## Task requirements
Whatever the records below say, write them all out exactly.
★ ★ ★ ★ ★ ★ ★
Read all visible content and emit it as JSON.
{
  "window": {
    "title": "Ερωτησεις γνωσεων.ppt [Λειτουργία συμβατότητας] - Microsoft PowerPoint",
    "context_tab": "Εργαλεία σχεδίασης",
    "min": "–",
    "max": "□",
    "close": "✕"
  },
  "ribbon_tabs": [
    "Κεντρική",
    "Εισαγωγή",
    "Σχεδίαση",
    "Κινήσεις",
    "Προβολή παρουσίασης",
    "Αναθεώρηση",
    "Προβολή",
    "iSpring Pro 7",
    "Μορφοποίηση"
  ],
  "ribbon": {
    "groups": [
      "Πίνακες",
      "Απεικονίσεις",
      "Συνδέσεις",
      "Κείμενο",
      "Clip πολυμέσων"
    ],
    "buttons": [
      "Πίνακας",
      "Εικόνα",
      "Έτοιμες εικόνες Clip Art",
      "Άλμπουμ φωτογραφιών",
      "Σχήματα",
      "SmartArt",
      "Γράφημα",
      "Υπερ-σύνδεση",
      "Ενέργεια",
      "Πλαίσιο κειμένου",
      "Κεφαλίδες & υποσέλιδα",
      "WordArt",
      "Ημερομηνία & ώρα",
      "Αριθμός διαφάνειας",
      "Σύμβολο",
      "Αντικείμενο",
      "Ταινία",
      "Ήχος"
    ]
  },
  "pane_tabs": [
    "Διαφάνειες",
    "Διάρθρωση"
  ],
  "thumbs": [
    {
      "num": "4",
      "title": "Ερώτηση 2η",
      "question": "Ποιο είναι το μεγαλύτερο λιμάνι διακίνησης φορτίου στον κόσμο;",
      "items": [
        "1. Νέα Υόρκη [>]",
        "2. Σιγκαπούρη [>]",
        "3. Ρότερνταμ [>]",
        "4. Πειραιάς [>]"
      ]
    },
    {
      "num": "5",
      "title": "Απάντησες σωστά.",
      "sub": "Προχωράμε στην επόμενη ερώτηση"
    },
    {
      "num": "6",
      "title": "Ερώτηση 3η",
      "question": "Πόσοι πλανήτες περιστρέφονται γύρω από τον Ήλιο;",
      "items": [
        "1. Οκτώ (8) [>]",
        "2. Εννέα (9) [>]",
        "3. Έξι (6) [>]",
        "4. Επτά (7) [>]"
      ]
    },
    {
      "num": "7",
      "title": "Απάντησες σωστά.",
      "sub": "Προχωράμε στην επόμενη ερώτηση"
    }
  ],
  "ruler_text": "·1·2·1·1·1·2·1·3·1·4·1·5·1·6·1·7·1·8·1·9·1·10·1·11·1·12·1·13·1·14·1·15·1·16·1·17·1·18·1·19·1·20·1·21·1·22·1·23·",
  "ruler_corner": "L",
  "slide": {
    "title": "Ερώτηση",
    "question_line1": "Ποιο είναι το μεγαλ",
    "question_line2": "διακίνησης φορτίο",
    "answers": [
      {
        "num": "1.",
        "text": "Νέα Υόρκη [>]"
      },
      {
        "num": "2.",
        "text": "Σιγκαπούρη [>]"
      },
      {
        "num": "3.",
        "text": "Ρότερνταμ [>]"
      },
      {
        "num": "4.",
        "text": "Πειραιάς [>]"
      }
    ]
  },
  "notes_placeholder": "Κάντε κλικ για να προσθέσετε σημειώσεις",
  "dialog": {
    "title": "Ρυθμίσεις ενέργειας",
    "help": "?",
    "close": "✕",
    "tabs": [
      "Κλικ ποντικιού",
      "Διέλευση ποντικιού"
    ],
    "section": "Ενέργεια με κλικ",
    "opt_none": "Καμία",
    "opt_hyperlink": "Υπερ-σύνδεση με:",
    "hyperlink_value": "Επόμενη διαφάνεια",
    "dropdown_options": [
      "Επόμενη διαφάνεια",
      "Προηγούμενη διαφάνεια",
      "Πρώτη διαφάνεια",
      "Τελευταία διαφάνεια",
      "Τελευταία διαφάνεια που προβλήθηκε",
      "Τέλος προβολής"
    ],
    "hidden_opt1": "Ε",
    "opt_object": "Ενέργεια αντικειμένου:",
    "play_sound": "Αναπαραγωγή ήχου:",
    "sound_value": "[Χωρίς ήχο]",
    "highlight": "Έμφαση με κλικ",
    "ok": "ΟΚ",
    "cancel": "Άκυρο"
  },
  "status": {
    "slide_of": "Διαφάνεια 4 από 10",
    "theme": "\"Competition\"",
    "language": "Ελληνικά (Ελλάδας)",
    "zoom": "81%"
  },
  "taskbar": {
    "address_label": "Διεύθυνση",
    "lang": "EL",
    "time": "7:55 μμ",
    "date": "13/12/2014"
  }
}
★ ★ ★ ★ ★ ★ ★
## Result of this exercise
Read all visible content and emit it as JSON.
{
  "window": {
    "title": "Ερωτησεις γνωσεων.ppt [Λειτουργία συμβατότητας] - Microsoft PowerPoint",
    "context_tab": "Εργαλεία σχεδίασης",
    "min": "–",
    "max": "□",
    "close": "✕"
  },
  "ribbon_tabs": [
    "Κεντρική",
    "Εισαγωγή",
    "Σχεδίαση",
    "Κινήσεις",
    "Προβολή παρουσίασης",
    "Αναθεώρηση",
    "Προβολή",
    "iSpring Pro 7",
    "Μορφοποίηση"
  ],
  "ribbon": {
    "groups": [
      "Πίνακες",
      "Απεικονίσεις",
      "Συνδέσεις",
      "Κείμενο",
      "Clip πολυμέσων"
    ],
    "buttons": [
      "Πίνακας",
      "Εικόνα",
      "Έτοιμες εικόνες Clip Art",
      "Άλμπουμ φωτογραφιών",
      "Σχήματα",
      "SmartArt",
      "Γράφημα",
      "Υπερ-σύνδεση",
      "Ενέργεια",
      "Πλαίσιο κειμένου",
      "Κεφαλίδες & υποσέλιδα",
      "WordArt",
      "Ημερομηνία & ώρα",
      "Αριθμός διαφάνειας",
      "Σύμβολο",
      "Αντικείμενο",
      "Ταινία",
      "Ήχος"
    ]
  },
  "pane_tabs": [
    "Διαφάνειες",
    "Διάρθρωση"
  ],
  "thumbs": [
    {
      "num": "4",
      "title": "Ερώτηση 2η",
      "question": "Ποιο είναι το μεγαλύτερο λιμάνι διακίνησης φορτίου στον κόσμο;",
      "items": [
        "1. Νέα Υόρκη [>]",
        "2. Σιγκαπούρη [>]",
        "3. Ρότερνταμ [>]",
        "4. Πειραιάς [>]"
      ]
    },
    {
      "num": "5",
      "title": "Απάντησες σωστά.",
      "sub": "Προχωράμε στην επόμενη ερώτηση"
    },
    {
      "num": "6",
      "title": "Ερώτηση 3η",
      "question": "Πόσοι πλανήτες περιστρέφονται γύρω από τον Ήλιο;",
      "items": [
        "1. Οκτώ (8) [>]",
        "2. Εννέα (9) [>]",
        "3. Έξι (6) [>]",
        "4. Επτά (7) [>]"
      ]
    },
    {
      "num": "7",
      "title": "Απάντησες σωστά.",
      "sub": "Προχωράμε στην επόμενη ερώτηση"
    }
  ],
  "ruler_text": "·1·2·1·1·1·2·1·3·1·4·1·5·1·6·1·7·1·8·1·9·1·10·1·11·1·12·1·13·1·14·1·15·1·16·1·17·1·18·1·19·1·20·1·21·1·22·1·23·",
  "ruler_corner": "L",
  "slide": {
    "title": "Ερώτηση",
    "question_line1": "Ποιο είναι το μεγαλ",
    "question_line2": "διακίνησης φορτίο",
    "answers": [
      {
        "num": "1.",
        "text": "Νέα Υόρκη [>]"
      },
      {
        "num": "2.",
        "text": "Σιγκαπούρη [>]"
      },
      {
        "num": "3.",
        "text": "Ρότερνταμ [>]"
      },
      {
        "num": "4.",
        "text": "Πειραιάς [>]"
      }
    ]
  },
  "notes_placeholder": "Κάντε κλικ για να προσθέσετε σημειώσεις",
  "dialog": {
    "title": "Ρυθμίσεις ενέργειας",
    "help": "?",
    "close": "✕",
    "tabs": [
      "Κλικ ποντικιού",
      "Διέλευση ποντικιού"
    ],
    "section": "Ενέργεια με κλικ",
    "opt_none": "Καμία",
    "opt_hyperlink": "Υπερ-σύνδεση με:",
    "hyperlink_value": "Επόμενη διαφάνεια",
    "dropdown_options": [
      "Επόμενη διαφάνεια",
      "Προηγούμενη διαφάνεια",
      "Πρώτη διαφάνεια",
      "Τελευταία διαφάνεια",
      "Τελευταία διαφάνεια που προβλήθηκε",
      "Τέλος προβολής"
    ],
    "hidden_opt1": "Ε",
    "opt_object": "Ενέργεια αντικειμένου:",
    "play_sound": "Αναπαραγωγή ήχου:",
    "sound_value": "[Χωρίς ήχο]",
    "highlight": "Έμφαση με κλικ",
    "ok": "ΟΚ",
    "cancel": "Άκυρο"
  },
  "status": {
    "slide_of": "Διαφάνεια 4 από 10",
    "theme": "\"Competition\"",
    "language": "Ελληνικά (Ελλάδας)",
    "zoom": "81%"
  },
  "taskbar": {
    "address_label": "Διεύθυνση",
    "lang": "EL",
    "time": "7:55 μμ",
    "date": "13/12/2014"
  }
}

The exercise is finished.